The kick-off event will begin with opening remarks about the goals of the campaign. Volunteers will then walk door-to-door in the Phinney neighborhood educating and assisting homeowners in protecting their apple trees from pests. The event will also feature samples from Greater Good Granola, prizes, and opportunities for the public to pledge to reduce waste.
City Fruit promotes the cultivation of urban fruit in order to nourish people, build community and protect the climate. We help tree owners grow healthy fruit, provide assistance in harvesting and preserving fruit, promote the sharing of extra fruit, and work to protect urban fruit trees.

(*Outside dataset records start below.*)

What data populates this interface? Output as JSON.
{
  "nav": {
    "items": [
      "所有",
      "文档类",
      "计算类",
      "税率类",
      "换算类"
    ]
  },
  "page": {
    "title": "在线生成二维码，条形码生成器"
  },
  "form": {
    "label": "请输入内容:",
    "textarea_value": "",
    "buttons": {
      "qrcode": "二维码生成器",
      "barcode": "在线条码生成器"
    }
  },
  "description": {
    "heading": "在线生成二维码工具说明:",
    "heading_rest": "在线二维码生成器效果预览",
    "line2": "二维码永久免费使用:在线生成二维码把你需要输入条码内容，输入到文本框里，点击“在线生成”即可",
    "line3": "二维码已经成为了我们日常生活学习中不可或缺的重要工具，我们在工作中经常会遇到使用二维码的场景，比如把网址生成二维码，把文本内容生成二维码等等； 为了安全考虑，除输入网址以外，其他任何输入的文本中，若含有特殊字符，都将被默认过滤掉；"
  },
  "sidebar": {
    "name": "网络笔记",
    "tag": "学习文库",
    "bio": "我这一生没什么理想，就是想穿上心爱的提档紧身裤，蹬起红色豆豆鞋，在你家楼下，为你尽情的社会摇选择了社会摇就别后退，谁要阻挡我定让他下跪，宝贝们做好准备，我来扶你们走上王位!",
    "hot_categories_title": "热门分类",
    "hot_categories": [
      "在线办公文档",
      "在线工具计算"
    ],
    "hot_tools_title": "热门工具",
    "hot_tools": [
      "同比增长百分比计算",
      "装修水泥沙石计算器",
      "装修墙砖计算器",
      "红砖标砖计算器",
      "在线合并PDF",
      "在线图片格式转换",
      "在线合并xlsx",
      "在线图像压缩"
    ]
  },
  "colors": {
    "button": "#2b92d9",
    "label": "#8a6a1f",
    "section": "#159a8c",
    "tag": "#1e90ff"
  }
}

Comments Off on Kickoff for ‘Save Seattle’s Apples’ is Sunday at Linden OrchardTags: apples, City Fruit, Greater Good Granola, Save Seattle's Apples, Seattle Parks and Recreation, Seattle Public Utilities
Volunteers are organizing an Earth Day work party at Greenwood Park, 602 N. 87th St., from 10 a.m. to 12 p.m. on Sunday, April 19. Work with staff from the Seattle Parks and Recreation to plant new vegetation around the park, clean up beds and generally take care of the park.
Tools and work gloves will be provided. Please email email@example.com if you plan to come.
About 30 Greenwood neighbors met at the Greenwood Community Council meeting two weeks ago to discuss what the neighborhood’s new park could look like.
Seattle Parks and Recreation purchased the land directly north of the Greenwood Library, on the northeast corner of North 81st Street and Greenwood Avenue North, in 2011 with funds from the 2008 Pro Parks Levy. But since Parks didn’t have any development money, the three businesses in that small strip mall stayed, then slowly started moving out (they’re receiving city relocation assistance funds). The only remaining business is Manna Teriyaki, which is looking for a new spot in the neighborhood.
Bill Farmer, who lives in Phinney Ridge and has been involved in recommendations for the parks levies, spoke at the January GCC meeting about the process to date.
After voters passed last year’s parks measure, the Parks Department now has money to develop the site, along with 13 others throughout the city. Farmer said all 14 park sites will be developed sometime between 2016 and 2018. He explained that the sites will be developed in the order they were acquired, so the Greenwood site, which is about one-quarter acre, is about halfway down the list.
Community members, including two students from Greenwood Elementary School’s architecture club, weighed in on initial ideas for the park. Here are a few of their ideas and comments:
Designing the park will be a community-wide process. If you’d like to be on the Greenwood Community Council’s email list to be notified of future park and GCC meetings, click here.